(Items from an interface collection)

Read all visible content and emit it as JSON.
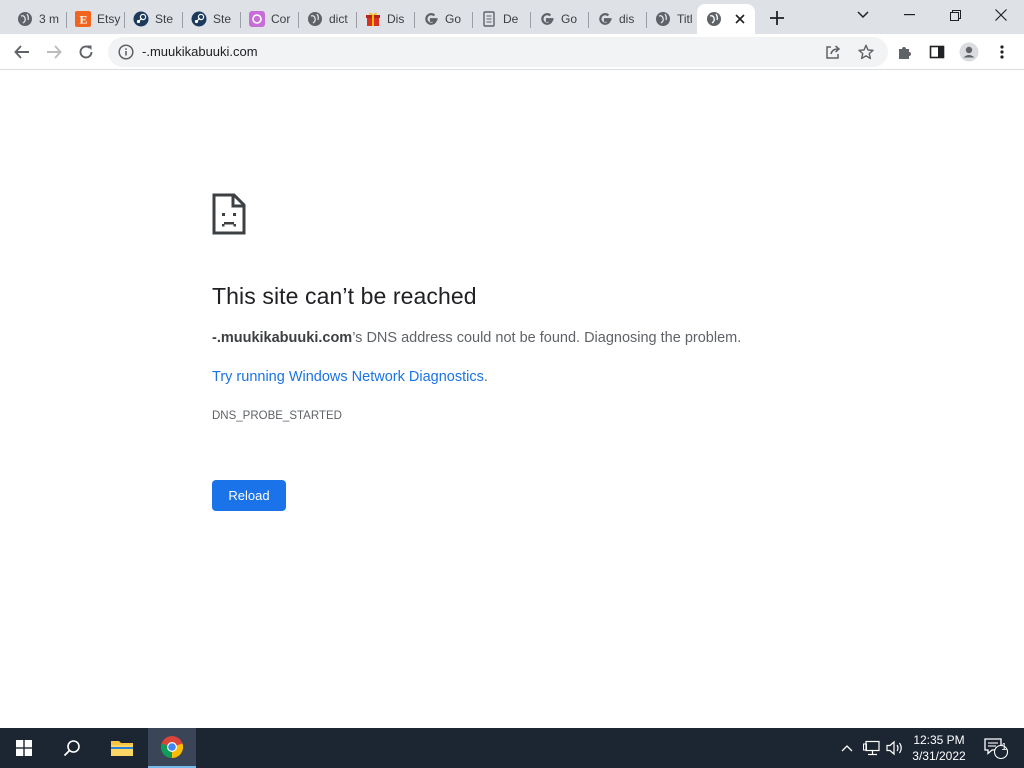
{
  "browser": {
    "tabs": [
      {
        "title": "3 m",
        "icon": "globe-icon"
      },
      {
        "title": "Etsy",
        "icon": "etsy-icon"
      },
      {
        "title": "Ste",
        "icon": "steam-icon"
      },
      {
        "title": "Ste",
        "icon": "steam-icon"
      },
      {
        "title": "Cor",
        "icon": "purple-app-icon"
      },
      {
        "title": "dict",
        "icon": "globe-icon"
      },
      {
        "title": "Dis",
        "icon": "gift-icon"
      },
      {
        "title": "Go",
        "icon": "google-icon"
      },
      {
        "title": "De",
        "icon": "document-icon"
      },
      {
        "title": "Go",
        "icon": "google-icon"
      },
      {
        "title": "dis",
        "icon": "google-icon"
      },
      {
        "title": "Titl",
        "icon": "globe-icon"
      },
      {
        "title": "",
        "icon": "globe-icon",
        "active": true
      }
    ],
    "url": "-.muukikabuuki.com"
  },
  "error_page": {
    "title": "This site can’t be reached",
    "host": "-.muukikabuuki.com",
    "message_suffix": "’s DNS address could not be found. Diagnosing the problem.",
    "link_text": "Try running Windows Network Diagnostics",
    "link_suffix": ".",
    "error_code": "DNS_PROBE_STARTED",
    "reload_label": "Reload"
  },
  "taskbar": {
    "time": "12:35 PM",
    "date": "3/31/2022",
    "notification_count": "1"
  },
  "colors": {
    "accent": "#1a73e8",
    "tabstrip": "#dee1e6",
    "taskbar": "#1c2532"
  }
}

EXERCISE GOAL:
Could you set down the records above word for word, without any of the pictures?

ANSWER:
Read all visible content and emit it as JSON.
{
  "browser": {
    "tabs": [
      {
        "title": "3 m",
        "icon": "globe-icon"
      },
      {
        "title": "Etsy",
        "icon": "etsy-icon"
      },
      {
        "title": "Ste",
        "icon": "steam-icon"
      },
      {
        "title": "Ste",
        "icon": "steam-icon"
      },
      {
        "title": "Cor",
        "icon": "purple-app-icon"
      },
      {
        "title": "dict",
        "icon": "globe-icon"
      },
      {
        "title": "Dis",
        "icon": "gift-icon"
      },
      {
        "title": "Go",
        "icon": "google-icon"
      },
      {
        "title": "De",
        "icon": "document-icon"
      },
      {
        "title": "Go",
        "icon": "google-icon"
      },
      {
        "title": "dis",
        "icon": "google-icon"
      },
      {
        "title": "Titl",
        "icon": "globe-icon"
      },
      {
        "title": "",
        "icon": "globe-icon",
        "active": true
      }
    ],
    "url": "-.muukikabuuki.com"
  },
  "error_page": {
    "title": "This site can’t be reached",
    "host": "-.muukikabuuki.com",
    "message_suffix": "’s DNS address could not be found. Diagnosing the problem.",
    "link_text": "Try running Windows Network Diagnostics",
    "link_suffix": ".",
    "error_code": "DNS_PROBE_STARTED",
    "reload_label": "Reload"
  },
  "taskbar": {
    "time": "12:35 PM",
    "date": "3/31/2022",
    "notification_count": "1"
  },
  "colors": {
    "accent": "#1a73e8",
    "tabstrip": "#dee1e6",
    "taskbar": "#1c2532"
  }
}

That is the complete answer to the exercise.